When students are trapped in situations where they cannot get away without thinking, they are compelled to utilise their current and previous knowledge along with logic to come out with solutions, all giving birth to creative learning.
Build a Community
Creativity can cultivate only in an environment of trust. A teacher should create an environment in the classroom where everyone is free to speak and each one’s voice is heard. Encourage spontaneous interactions where students are allowed to discuss their views freely. Through games, activities and discussions, allow informal classroom time, where students talk and get to know each other. Such informal groups quite commonly become genuine groups later where students unite and learn together, not memorize.
Collaboration, where teachers come together to discuss ideas and share with each other their experiences where they have been successful with their ideas or failed miserably or the challenges they faced, goes a long way in creating an environment of safety and risk taking. Gathering ideas and passing them on to other faculty results in developing exponential creative inspiration among teachers.
Risk taking is at the core of creativity. Creativity is about making mistakes and learning from them. Teachers should exhibit experimentation and be willing to try new things, new and different ways to teaching. They should create an environment where students feel comfortable to take risks, experiment and make mistakes themselves and understand that all that is part of the learning process.

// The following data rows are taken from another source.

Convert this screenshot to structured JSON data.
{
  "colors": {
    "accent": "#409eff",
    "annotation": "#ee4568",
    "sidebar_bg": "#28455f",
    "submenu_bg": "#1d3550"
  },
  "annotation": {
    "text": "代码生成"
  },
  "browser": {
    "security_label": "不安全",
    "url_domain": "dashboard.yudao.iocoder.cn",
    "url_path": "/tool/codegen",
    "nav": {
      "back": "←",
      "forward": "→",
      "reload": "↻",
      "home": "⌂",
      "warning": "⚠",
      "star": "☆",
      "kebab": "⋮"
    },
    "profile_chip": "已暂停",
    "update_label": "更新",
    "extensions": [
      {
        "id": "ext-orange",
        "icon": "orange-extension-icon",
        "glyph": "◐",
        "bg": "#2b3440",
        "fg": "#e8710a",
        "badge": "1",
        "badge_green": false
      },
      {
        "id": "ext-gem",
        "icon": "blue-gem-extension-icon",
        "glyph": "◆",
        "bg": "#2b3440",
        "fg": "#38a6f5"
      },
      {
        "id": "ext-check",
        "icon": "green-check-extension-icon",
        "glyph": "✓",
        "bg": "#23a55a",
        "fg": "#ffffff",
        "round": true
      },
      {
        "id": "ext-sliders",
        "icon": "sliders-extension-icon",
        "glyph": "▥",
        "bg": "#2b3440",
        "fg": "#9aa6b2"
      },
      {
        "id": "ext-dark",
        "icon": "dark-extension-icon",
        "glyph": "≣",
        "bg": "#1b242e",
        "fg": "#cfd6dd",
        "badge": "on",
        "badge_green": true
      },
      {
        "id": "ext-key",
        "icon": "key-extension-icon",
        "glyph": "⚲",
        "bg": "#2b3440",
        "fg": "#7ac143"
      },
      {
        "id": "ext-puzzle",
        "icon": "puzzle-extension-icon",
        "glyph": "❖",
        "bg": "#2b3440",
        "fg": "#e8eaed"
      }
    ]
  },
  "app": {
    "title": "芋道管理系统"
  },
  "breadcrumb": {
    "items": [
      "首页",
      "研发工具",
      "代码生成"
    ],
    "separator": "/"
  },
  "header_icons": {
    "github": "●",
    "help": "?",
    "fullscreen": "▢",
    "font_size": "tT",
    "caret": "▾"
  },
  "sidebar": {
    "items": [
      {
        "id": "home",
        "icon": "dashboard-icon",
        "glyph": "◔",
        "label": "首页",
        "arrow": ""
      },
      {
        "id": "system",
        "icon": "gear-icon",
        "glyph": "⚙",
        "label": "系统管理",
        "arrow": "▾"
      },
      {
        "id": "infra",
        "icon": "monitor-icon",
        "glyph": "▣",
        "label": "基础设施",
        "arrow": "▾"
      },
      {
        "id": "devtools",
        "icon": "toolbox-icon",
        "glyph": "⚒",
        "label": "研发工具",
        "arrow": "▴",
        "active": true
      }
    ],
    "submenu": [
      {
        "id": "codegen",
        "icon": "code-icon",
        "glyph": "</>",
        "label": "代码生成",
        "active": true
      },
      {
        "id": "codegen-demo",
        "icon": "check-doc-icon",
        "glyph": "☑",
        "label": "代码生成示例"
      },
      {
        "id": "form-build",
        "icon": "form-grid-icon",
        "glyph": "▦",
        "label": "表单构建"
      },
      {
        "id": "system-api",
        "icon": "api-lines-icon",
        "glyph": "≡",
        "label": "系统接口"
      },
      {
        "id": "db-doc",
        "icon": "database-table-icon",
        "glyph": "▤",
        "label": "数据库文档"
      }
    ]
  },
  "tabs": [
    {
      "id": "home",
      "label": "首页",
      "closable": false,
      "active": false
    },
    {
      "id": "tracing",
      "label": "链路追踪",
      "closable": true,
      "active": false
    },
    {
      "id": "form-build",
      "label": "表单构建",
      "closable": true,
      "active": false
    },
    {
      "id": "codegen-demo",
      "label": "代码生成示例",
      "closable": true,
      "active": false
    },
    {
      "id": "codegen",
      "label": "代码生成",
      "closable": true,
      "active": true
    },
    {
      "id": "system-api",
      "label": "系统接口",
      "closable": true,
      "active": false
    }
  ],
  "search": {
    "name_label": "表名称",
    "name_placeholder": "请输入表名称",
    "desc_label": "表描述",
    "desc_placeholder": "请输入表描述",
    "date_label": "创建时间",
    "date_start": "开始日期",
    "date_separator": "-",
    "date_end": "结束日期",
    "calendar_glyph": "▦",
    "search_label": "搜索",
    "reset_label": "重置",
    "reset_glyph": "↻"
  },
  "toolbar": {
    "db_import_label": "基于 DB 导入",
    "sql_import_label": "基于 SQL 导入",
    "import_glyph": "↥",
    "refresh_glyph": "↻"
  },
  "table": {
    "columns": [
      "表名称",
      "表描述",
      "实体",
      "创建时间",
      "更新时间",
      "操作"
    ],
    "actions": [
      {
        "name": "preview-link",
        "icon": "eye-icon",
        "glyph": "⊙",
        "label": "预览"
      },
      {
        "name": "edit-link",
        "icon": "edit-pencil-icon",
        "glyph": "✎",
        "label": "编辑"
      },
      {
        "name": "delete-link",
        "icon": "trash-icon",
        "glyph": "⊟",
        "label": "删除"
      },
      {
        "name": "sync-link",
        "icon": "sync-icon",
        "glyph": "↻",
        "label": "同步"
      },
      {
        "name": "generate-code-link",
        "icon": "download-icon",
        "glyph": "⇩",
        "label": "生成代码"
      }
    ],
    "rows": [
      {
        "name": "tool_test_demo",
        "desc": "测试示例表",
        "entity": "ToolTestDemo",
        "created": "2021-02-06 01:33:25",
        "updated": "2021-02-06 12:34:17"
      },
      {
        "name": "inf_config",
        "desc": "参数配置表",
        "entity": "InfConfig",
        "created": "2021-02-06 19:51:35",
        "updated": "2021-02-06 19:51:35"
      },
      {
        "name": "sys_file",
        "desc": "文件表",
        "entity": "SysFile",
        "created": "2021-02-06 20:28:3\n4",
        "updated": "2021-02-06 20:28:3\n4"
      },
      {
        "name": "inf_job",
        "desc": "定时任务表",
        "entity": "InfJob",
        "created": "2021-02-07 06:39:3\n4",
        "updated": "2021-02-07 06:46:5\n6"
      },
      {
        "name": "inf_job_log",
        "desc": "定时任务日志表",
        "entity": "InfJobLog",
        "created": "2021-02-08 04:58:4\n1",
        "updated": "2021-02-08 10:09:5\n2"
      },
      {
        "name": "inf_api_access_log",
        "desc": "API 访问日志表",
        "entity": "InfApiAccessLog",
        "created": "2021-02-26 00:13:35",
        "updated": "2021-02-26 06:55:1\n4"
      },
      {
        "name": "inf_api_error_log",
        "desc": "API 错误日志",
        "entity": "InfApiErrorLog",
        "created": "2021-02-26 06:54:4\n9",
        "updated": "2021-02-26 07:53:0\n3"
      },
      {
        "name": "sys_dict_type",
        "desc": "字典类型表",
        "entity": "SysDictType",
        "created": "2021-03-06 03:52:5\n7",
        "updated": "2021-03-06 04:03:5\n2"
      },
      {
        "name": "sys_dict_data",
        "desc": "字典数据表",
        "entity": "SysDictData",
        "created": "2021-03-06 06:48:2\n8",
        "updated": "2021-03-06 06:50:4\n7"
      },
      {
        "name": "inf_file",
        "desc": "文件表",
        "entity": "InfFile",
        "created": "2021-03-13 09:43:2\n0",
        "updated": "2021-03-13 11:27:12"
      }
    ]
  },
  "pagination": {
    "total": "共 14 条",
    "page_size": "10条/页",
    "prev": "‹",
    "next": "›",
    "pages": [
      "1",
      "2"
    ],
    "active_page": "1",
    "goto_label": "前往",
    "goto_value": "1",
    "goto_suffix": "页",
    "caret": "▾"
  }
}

Connect real world experiences with text lessons
Teaching with the help of real-world applications ensures that creativity is infused in learning. Teachers that use real-world examples to explain a text book concept often create fresh teaching moments that engage students and encourage novel thinking. For example, a theoretical explanation of weather will be far less effective and boring than actually letting students go out and perform a sky watch where they observe the clouds, humidity and wind direction and note down the data. The understanding and learning with such a method will be much more profound.
Memorising few days before a test can get you good grades. But what good is it if you also forget what you’ve learned a few days later. Never memorise, and you’ll never forget. The only way to go is to always understand and learn and remember it for a life time.